Go through the entries below line by line and count those containing "machine"; the answer is that count alone.

Given data>
──────────────────────────────
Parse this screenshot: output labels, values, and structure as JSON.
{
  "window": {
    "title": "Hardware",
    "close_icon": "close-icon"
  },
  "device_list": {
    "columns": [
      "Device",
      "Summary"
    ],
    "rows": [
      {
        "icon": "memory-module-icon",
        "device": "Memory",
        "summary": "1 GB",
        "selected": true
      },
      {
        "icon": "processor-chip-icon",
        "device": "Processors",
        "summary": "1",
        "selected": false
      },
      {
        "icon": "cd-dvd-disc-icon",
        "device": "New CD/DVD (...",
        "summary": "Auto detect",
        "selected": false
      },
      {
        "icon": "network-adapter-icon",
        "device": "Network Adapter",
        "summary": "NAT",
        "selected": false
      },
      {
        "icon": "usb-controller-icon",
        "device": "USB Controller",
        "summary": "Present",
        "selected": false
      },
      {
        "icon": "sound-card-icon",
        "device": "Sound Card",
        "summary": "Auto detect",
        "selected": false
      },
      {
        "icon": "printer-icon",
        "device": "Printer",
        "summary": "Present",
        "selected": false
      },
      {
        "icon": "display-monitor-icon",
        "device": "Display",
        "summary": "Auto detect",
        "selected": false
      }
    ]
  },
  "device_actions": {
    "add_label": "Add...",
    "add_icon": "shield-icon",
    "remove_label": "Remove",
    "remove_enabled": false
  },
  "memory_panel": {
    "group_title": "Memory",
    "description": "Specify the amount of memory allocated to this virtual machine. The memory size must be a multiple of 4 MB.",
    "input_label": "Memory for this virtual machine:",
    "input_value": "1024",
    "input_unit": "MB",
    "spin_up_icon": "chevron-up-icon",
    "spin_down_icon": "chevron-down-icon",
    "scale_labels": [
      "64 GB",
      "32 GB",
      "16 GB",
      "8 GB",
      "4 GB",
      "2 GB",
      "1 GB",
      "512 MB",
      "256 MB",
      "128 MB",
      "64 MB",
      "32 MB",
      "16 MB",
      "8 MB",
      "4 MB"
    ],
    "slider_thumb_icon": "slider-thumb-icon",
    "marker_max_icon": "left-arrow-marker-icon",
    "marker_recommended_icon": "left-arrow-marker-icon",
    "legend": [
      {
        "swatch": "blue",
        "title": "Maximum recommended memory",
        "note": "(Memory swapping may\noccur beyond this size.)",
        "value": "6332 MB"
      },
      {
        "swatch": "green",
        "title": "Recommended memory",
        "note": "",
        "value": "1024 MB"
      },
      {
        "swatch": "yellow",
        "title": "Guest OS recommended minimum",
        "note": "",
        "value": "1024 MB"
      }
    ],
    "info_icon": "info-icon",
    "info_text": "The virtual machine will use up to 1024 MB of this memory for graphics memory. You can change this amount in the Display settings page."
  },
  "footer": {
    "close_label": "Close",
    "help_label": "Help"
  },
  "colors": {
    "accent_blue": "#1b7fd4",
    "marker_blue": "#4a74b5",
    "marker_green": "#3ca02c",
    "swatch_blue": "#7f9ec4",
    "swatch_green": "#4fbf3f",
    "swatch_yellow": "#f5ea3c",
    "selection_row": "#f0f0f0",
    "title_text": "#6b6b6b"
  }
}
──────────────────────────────
Written answer>
3